Calculus II

Winter 2001

Course Overview

Instructor: Dave Feldman Email:
Office: Third Floor Arts and Sciences Phone: x249, 244-9836
Mailing List: Office Hours: Basically whenever I'm around
Tutors: Dena Adams, Jen Dupras, Shiva Polefka Help Sessions: Wednesdays, 6:30 - 8:00 pm, TB.

Course Overview

As our primary text we will again use Calculus, second edition, by Hughes-Hallet, Gleason, I would like to cover almost all of chapters 6, 7, 8, and 9. I think this is a fairly leisurely pace; we might have one or two extra classes to do some additional topics or applications; let me know if you have any requests.

I have several goals for this course:

  1. I want you to gain a firmer understanding of the big ideas of calculus, in particular, the definite and indefinite integrals.
  2. I want to help you improve your quantitative literacy, problem solving skills, and mathematical confidence.
  3. I want you to learn independently about a topic of your choosing.
  4. I want you to gain experience orally presenting technical information.
  5. I want to have fun while learning some neat stuff.


Your evaluation will be based on the following: I will assign grades (for those who so opt) by following the guidelines on page 8 of the COA Course Catalog.

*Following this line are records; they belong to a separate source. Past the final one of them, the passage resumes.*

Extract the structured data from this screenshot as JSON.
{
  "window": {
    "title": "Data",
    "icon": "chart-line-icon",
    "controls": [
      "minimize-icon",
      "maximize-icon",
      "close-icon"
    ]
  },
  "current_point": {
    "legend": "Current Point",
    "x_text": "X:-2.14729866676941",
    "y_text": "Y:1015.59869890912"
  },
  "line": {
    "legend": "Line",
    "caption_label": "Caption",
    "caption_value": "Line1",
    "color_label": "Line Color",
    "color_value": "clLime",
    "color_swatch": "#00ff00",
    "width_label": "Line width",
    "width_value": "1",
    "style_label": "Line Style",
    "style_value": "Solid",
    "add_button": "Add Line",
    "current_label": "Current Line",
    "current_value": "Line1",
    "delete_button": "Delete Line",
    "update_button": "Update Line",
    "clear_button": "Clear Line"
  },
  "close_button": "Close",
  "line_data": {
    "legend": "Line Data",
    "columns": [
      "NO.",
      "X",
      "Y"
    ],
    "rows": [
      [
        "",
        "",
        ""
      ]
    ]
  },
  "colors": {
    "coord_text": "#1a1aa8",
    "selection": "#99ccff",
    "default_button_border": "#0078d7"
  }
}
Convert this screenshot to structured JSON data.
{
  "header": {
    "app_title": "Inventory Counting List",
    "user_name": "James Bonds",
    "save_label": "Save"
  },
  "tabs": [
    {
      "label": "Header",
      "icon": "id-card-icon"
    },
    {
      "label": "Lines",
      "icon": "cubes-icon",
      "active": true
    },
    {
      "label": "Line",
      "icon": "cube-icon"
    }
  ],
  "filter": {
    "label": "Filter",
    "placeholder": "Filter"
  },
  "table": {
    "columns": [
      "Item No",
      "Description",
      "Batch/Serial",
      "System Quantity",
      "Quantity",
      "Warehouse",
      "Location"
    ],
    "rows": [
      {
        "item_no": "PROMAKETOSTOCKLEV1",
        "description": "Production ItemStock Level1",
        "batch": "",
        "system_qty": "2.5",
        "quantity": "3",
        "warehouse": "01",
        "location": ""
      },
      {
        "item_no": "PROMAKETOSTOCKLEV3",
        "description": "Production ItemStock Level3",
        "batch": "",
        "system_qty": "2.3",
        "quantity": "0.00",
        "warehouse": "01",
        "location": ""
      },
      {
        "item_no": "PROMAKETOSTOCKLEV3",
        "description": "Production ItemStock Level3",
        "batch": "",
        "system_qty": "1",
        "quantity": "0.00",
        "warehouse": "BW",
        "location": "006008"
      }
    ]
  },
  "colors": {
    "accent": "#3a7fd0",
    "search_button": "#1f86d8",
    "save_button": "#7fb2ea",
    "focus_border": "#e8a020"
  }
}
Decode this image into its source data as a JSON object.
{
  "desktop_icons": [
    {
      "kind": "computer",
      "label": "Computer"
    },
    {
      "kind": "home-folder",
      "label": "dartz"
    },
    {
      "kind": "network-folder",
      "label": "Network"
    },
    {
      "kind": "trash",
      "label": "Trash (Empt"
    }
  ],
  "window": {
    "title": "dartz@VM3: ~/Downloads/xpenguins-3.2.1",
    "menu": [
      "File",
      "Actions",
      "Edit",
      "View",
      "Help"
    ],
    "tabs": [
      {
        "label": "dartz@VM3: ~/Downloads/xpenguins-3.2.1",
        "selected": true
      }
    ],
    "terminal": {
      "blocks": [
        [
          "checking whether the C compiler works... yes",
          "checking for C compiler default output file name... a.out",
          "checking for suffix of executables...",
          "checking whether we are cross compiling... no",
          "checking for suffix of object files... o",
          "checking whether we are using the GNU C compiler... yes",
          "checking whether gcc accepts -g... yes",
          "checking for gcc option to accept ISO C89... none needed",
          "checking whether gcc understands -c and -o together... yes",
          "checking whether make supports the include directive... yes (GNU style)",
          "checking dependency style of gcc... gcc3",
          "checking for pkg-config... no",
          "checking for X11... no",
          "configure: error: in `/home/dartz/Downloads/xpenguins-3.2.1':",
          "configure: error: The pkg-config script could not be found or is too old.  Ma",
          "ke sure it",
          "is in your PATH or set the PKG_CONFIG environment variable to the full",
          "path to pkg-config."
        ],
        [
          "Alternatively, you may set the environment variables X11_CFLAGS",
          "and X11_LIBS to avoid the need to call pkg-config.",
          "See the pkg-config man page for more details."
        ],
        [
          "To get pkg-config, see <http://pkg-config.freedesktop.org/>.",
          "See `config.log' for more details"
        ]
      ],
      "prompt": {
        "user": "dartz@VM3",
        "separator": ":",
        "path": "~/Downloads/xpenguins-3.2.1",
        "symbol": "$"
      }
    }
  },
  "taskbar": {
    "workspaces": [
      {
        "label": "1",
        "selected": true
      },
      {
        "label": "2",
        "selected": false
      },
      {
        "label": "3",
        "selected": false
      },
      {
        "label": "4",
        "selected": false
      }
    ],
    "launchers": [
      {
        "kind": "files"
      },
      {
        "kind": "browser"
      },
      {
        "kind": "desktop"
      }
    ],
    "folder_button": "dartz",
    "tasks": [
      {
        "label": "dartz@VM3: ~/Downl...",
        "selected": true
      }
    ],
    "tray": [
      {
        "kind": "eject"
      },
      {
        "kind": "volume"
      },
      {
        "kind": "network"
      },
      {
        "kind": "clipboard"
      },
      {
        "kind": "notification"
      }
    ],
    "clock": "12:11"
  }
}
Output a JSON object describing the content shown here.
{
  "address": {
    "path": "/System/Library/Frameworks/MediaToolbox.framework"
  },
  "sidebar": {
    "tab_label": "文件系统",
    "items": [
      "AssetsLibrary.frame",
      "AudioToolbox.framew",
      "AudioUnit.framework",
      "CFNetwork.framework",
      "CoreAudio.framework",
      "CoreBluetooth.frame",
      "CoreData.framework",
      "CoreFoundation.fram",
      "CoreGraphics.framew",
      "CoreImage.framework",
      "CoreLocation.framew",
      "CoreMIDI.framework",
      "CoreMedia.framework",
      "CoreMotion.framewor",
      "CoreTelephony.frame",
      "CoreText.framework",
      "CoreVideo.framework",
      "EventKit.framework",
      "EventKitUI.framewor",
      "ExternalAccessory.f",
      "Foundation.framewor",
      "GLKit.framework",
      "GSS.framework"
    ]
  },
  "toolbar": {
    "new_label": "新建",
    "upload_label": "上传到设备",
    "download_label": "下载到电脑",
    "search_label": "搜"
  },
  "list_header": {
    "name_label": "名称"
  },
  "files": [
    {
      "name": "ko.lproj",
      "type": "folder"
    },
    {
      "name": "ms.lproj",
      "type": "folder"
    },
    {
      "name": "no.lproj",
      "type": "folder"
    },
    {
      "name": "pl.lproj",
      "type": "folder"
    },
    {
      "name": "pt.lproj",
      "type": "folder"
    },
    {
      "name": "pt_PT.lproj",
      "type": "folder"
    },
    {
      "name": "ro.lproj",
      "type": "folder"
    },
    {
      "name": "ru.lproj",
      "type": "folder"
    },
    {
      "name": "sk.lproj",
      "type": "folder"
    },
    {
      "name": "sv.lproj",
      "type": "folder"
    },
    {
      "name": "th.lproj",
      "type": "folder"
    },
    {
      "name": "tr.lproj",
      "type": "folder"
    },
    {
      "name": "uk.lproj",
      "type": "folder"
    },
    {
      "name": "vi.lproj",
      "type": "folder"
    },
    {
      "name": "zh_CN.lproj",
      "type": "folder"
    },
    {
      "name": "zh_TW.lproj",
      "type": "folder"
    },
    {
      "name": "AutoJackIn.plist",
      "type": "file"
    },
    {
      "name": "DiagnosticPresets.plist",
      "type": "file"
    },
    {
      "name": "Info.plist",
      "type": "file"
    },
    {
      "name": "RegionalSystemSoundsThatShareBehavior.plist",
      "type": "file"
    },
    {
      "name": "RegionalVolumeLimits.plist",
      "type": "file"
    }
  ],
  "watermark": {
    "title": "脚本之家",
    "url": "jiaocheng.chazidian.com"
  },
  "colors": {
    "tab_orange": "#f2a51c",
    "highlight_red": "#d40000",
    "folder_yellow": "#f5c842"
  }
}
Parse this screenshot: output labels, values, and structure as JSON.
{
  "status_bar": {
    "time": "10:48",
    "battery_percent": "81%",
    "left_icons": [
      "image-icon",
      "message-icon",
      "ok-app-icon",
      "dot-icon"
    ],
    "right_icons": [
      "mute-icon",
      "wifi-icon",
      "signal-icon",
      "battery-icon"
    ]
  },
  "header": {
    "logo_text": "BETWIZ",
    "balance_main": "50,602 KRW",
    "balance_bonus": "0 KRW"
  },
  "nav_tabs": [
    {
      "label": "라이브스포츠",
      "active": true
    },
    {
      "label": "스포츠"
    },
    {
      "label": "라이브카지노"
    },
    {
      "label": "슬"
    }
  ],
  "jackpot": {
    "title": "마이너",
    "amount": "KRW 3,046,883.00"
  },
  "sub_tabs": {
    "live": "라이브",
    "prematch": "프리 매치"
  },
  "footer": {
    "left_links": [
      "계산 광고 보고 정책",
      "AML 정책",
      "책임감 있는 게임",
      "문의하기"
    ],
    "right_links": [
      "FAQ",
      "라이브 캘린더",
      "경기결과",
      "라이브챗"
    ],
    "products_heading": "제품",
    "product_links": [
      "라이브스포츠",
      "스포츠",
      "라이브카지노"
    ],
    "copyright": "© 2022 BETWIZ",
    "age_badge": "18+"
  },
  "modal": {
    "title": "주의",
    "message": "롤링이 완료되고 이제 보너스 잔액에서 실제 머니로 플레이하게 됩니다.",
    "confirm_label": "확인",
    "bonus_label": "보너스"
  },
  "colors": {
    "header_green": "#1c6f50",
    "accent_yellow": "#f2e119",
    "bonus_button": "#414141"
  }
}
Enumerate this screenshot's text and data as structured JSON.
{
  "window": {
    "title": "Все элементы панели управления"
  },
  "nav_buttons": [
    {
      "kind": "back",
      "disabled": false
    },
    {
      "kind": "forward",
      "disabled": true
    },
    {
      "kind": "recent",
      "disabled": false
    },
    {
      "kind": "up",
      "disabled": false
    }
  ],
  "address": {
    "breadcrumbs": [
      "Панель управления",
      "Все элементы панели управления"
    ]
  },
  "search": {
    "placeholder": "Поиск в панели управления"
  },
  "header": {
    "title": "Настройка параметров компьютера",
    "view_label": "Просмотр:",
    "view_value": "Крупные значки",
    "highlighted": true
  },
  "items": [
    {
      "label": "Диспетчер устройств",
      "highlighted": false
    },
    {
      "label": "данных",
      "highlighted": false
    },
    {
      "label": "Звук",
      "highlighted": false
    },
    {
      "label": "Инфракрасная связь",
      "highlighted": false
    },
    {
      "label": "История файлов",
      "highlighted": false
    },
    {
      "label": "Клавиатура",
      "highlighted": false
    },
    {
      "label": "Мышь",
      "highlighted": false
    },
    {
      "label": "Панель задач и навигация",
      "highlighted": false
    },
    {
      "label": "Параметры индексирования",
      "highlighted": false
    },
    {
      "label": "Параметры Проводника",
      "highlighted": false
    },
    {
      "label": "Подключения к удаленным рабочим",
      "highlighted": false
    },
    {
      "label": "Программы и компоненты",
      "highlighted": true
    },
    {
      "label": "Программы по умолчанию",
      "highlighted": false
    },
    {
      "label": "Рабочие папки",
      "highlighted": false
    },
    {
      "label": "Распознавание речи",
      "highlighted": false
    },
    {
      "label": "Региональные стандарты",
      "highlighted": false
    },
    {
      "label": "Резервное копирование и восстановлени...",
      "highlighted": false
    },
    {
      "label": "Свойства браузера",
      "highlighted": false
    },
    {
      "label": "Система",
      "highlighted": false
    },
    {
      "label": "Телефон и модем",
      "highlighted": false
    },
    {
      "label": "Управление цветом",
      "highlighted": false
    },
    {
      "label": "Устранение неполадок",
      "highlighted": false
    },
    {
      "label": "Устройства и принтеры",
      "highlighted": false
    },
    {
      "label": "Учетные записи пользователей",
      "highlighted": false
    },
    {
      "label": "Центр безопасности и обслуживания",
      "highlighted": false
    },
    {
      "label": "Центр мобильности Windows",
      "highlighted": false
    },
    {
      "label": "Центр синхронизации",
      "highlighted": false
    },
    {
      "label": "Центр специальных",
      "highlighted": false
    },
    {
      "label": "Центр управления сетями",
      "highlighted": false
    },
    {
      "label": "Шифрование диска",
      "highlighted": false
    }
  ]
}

I do not have any quota of A's, B's, etc.

Policies and Stuff: First Draft

  1. The final version of this and related documents can be found on the course web page,
  2. Homework will be due Fridays at the end of the day. More than one unexcused late homework assignment will result in me mentioning this in your narrative evaluation and may result in a lowering of your grade.
  3. You are strongly encouraged to work together on homework. You can also consult me, class tutors, other faculty, friends, and family. However, the homework you hand in should represent your own understanding. This means that if your friends get a homework problem and you don't understand how they did it, you shouldn't photocopy their solution and turn it in.
  4. Exams will be open notes, open book, and (essentially) untimed. You may not, however, get any help from any humans during the exam.
  5. Information on what is expected for your final presentation can be found in a separate document.
  6. I will almost always assign reading for each class. You should do the reading, and come prepared with written questions. Click here for details.
  7. In order to make time for final presntations, we'll need to schedule a few extra classes toward the end of the term.
  8. Instead of me presenting examples, I plan on assigning a short problem that a pair of students will present in class. This presentation is highly informal.
  9. More than two missing homework assignments will result in a grade no higher than a C.
  10. As I plan on sending out homework assignments and other information via email, it is important that you check your email regularly.
  11. I expect you to attend class and labs.
  12. We will be using the computer algebra system Maple more frequently this term. Unlike in Calculus I, we'll be doing stuff on Maple that your graphing calculators won't be able to handle. If you haven't learned to love Maple yet, you will soon.
  13. Academic misconduct -- cheating, plagarizing, etc. -- is bad. Any cases of academic misconduct will result in a judicial hearing, as per pp. 14-15 of the COA handbook. Possible consequences range from failure of the assignment to expulsion. For more, see the revised statement on academic integrity passed by the faculty last winter.

[ Dave ] [ Calc II ] [ COA ]

Web page maintained by